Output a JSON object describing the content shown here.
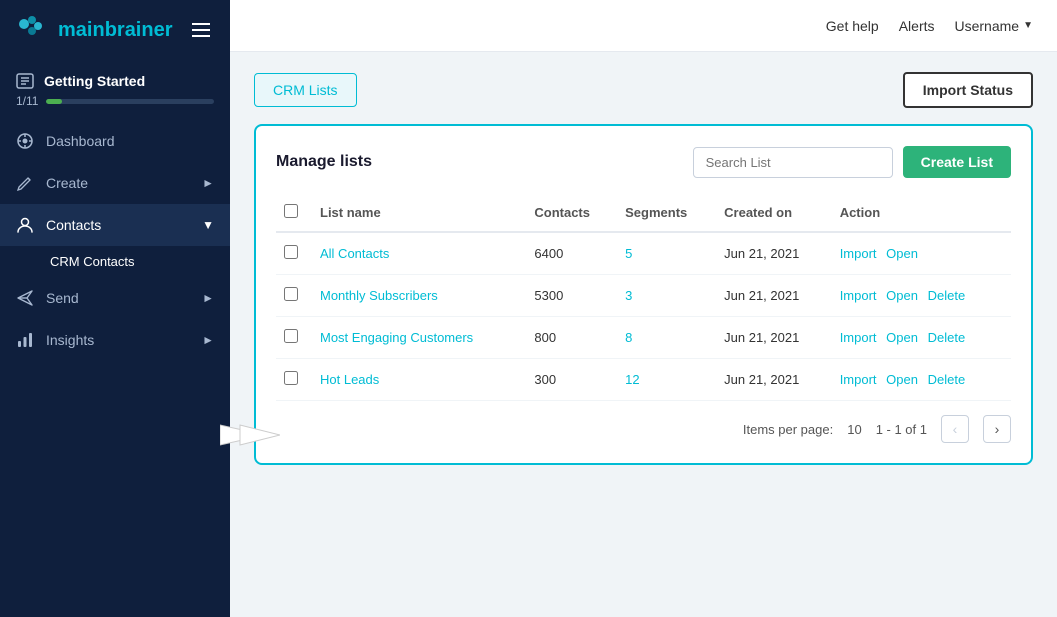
{
  "app": {
    "name_part1": "main",
    "name_part2": "brainer"
  },
  "topnav": {
    "get_help": "Get help",
    "alerts": "Alerts",
    "username": "Username",
    "caret": "▼"
  },
  "sidebar": {
    "getting_started_label": "Getting Started",
    "getting_started_progress": "1/11",
    "progress_percent": 9,
    "items": [
      {
        "id": "dashboard",
        "label": "Dashboard",
        "icon": "dashboard-icon",
        "arrow": false
      },
      {
        "id": "create",
        "label": "Create",
        "icon": "create-icon",
        "arrow": true
      },
      {
        "id": "contacts",
        "label": "Contacts",
        "icon": "contacts-icon",
        "arrow": true,
        "active": true
      },
      {
        "id": "crm-contacts",
        "label": "CRM Contacts",
        "sub": true,
        "active": true
      },
      {
        "id": "send",
        "label": "Send",
        "icon": "send-icon",
        "arrow": true
      },
      {
        "id": "insights",
        "label": "Insights",
        "icon": "insights-icon",
        "arrow": true
      }
    ]
  },
  "page": {
    "tab_crm_lists": "CRM Lists",
    "import_status_btn": "Import Status",
    "manage_lists_title": "Manage lists",
    "search_placeholder": "Search List",
    "create_list_btn": "Create List"
  },
  "table": {
    "columns": [
      "List name",
      "Contacts",
      "Segments",
      "Created on",
      "Action"
    ],
    "rows": [
      {
        "name": "All Contacts",
        "contacts": "6400",
        "segments": "5",
        "created": "Jun 21, 2021",
        "actions": [
          "Import",
          "Open"
        ],
        "has_delete": false
      },
      {
        "name": "Monthly Subscribers",
        "contacts": "5300",
        "segments": "3",
        "created": "Jun 21, 2021",
        "actions": [
          "Import",
          "Open",
          "Delete"
        ],
        "has_delete": true
      },
      {
        "name": "Most Engaging Customers",
        "contacts": "800",
        "segments": "8",
        "created": "Jun 21, 2021",
        "actions": [
          "Import",
          "Open",
          "Delete"
        ],
        "has_delete": true
      },
      {
        "name": "Hot Leads",
        "contacts": "300",
        "segments": "12",
        "created": "Jun 21, 2021",
        "actions": [
          "Import",
          "Open",
          "Delete"
        ],
        "has_delete": true
      }
    ]
  },
  "pagination": {
    "items_per_page_label": "Items per page:",
    "items_per_page_value": "10",
    "range": "1 - 1 of 1"
  }
}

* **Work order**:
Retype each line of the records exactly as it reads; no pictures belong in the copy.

* **Output**:
Output a JSON object describing the content shown here.
{
  "app": {
    "name_part1": "main",
    "name_part2": "brainer"
  },
  "topnav": {
    "get_help": "Get help",
    "alerts": "Alerts",
    "username": "Username",
    "caret": "▼"
  },
  "sidebar": {
    "getting_started_label": "Getting Started",
    "getting_started_progress": "1/11",
    "progress_percent": 9,
    "items": [
      {
        "id": "dashboard",
        "label": "Dashboard",
        "icon": "dashboard-icon",
        "arrow": false
      },
      {
        "id": "create",
        "label": "Create",
        "icon": "create-icon",
        "arrow": true
      },
      {
        "id": "contacts",
        "label": "Contacts",
        "icon": "contacts-icon",
        "arrow": true,
        "active": true
      },
      {
        "id": "crm-contacts",
        "label": "CRM Contacts",
        "sub": true,
        "active": true
      },
      {
        "id": "send",
        "label": "Send",
        "icon": "send-icon",
        "arrow": true
      },
      {
        "id": "insights",
        "label": "Insights",
        "icon": "insights-icon",
        "arrow": true
      }
    ]
  },
  "page": {
    "tab_crm_lists": "CRM Lists",
    "import_status_btn": "Import Status",
    "manage_lists_title": "Manage lists",
    "search_placeholder": "Search List",
    "create_list_btn": "Create List"
  },
  "table": {
    "columns": [
      "List name",
      "Contacts",
      "Segments",
      "Created on",
      "Action"
    ],
    "rows": [
      {
        "name": "All Contacts",
        "contacts": "6400",
        "segments": "5",
        "created": "Jun 21, 2021",
        "actions": [
          "Import",
          "Open"
        ],
        "has_delete": false
      },
      {
        "name": "Monthly Subscribers",
        "contacts": "5300",
        "segments": "3",
        "created": "Jun 21, 2021",
        "actions": [
          "Import",
          "Open",
          "Delete"
        ],
        "has_delete": true
      },
      {
        "name": "Most Engaging Customers",
        "contacts": "800",
        "segments": "8",
        "created": "Jun 21, 2021",
        "actions": [
          "Import",
          "Open",
          "Delete"
        ],
        "has_delete": true
      },
      {
        "name": "Hot Leads",
        "contacts": "300",
        "segments": "12",
        "created": "Jun 21, 2021",
        "actions": [
          "Import",
          "Open",
          "Delete"
        ],
        "has_delete": true
      }
    ]
  },
  "pagination": {
    "items_per_page_label": "Items per page:",
    "items_per_page_value": "10",
    "range": "1 - 1 of 1"
  }
}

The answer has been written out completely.